Thurston Creek goes underground again at Rockaway Boulevard, which also serves as the border of JFK Airport. This major road runs from the Brooklyn-Queens border in Cypress Hills through Ozone Park towards the Five Towns where it becomes Rockaway Turnpike. Between the 1940s and 1980, there were plans to upgrade this road into an expressway. This would have greatly impacted the Idlewild marshes, with most of the wetland having been filled in the 1940s for the airport.
On this 1970s Hagstrom map, we see the dotted line Nassau Expressway cutting through the marshes of Idlewild Park, marked here as part of Brookville Park. The highway was part of the ambitious plan to run Interstate 78 through NYC, from its current terminus at the Holland Tunnel, through lower Manhattan, across the Williamsburg Bridge, above Bushwick Avenue, and through Cypress Hills. In Queens the route would have followed Conduit Avenue and Rockaway Boulevard to the Five Towns, terminating at Atlantic Beach. The highway was only partially completed, with Idlewild Park as its missing segment. It appears on maps as NYS Route 878.
Springfield Park is visible on this map, but Thurston Creek isn’t. Upon reaching Rockaway Boulevard, it goes underground and emerges at sea level as Thurston Basin, which was carved around the airport’s eastern edge.
Following the storm surge damage caused by Hurricane Sandy in Oct. 2012, the Governor’s Office of Storm Recovery issued a master plan for southern Queens that would expand on the DEP’s Bluebelt with additional preserved spaces, bioswales, and berms. An unexpected item in this plan is to designate an undeveloped shoulder of land between Rockaway Boulevard and Thurston Basin as a park, along with the development of oyster reefs in the basin.
Presently the basin is fenced-off as part of the airport. This site is far from the nearest residential areas, but it is contiguous with Idlewild Park, Brookville Park, Hook Creek Park, and Springfield Park. The site would be ideal for watching birds, plane, and for a bike path that would connect southeast Queens with the Five Towns and Far Rockaway. Although two of these five parks are inaccessible to the public as Forever Wild preserves, one can imagine a water trail for canoes here, or an elevated boardwalk in a Queens version of the Staten Island Greenbelt that connects parks with a trail.
Head of Bay
Thurston Basin makes a sharp turn to the south at Warnerville, an enclave of a couple dozen homes on two streets near the Queens-Nassau border.
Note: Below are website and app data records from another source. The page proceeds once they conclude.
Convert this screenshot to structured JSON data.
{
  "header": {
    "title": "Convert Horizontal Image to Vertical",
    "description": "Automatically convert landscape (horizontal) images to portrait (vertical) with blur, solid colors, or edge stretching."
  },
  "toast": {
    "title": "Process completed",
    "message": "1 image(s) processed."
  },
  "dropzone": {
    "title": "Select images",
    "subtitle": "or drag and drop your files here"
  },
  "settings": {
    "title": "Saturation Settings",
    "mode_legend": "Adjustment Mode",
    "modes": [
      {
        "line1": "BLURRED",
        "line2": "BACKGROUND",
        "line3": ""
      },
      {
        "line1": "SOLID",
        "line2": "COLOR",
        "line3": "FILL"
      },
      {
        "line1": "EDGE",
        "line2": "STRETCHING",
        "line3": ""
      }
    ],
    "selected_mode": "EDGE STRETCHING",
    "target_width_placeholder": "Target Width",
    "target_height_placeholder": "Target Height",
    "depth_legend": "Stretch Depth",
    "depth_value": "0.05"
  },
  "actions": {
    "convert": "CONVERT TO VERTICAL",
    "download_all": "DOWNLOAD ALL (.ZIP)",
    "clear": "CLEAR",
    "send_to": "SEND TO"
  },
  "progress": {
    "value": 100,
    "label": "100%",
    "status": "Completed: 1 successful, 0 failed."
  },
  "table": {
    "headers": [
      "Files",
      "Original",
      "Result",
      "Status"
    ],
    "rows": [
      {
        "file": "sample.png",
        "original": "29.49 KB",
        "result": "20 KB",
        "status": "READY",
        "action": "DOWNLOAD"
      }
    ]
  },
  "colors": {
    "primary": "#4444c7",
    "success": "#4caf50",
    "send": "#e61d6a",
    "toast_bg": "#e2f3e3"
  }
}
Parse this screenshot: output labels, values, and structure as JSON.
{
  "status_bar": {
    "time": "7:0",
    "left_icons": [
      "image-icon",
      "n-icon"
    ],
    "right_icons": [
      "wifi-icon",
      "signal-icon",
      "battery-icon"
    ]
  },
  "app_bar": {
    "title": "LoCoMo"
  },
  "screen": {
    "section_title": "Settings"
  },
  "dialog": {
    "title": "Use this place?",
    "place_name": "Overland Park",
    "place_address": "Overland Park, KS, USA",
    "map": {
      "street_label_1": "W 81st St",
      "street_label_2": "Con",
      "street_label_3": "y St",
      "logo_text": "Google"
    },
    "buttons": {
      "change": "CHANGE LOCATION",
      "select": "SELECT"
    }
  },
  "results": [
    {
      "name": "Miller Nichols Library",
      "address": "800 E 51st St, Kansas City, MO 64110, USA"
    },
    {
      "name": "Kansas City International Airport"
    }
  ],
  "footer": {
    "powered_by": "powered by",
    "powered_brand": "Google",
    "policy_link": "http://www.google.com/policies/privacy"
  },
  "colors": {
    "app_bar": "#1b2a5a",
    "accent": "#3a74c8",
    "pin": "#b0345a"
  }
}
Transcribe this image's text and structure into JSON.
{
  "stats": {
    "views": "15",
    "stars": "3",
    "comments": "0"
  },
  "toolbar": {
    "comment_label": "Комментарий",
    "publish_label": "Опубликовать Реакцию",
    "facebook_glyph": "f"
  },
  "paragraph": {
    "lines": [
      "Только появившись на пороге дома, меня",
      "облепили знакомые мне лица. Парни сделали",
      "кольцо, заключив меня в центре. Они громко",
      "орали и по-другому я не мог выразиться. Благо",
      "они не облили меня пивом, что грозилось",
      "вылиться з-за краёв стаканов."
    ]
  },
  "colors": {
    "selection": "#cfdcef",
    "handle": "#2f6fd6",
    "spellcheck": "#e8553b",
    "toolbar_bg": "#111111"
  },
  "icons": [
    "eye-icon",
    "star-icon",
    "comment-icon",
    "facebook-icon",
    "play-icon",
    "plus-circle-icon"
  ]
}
Together with Meadowmere and Meadowmere Park, this isolated community marks the end of Thurston Creek. The neighborhood received its sewers in 2007, long after the rest of the city was connected. Here, Thurston Basin merges with Hook Creek widening into the Head of Bay, an extension of Jamaica Bay. The wilderness across the inlet is part of the airport. As mentioned in previous posts, Hook Creek also carries the water of Simonson Creek and Valley Stream, along with Clear Stream, and Motts Creek.
In the News:
Watauga Democrat reports on plans to daylight a section of Boone Creek in Boone, North Carolina.
Standard Examiner is reporting on plans to restore the Weber River in west Ogden, Utah.
Sun Current reports on restoration plans for Minnehaha Creek within Arden Park in Edina, Minnesota.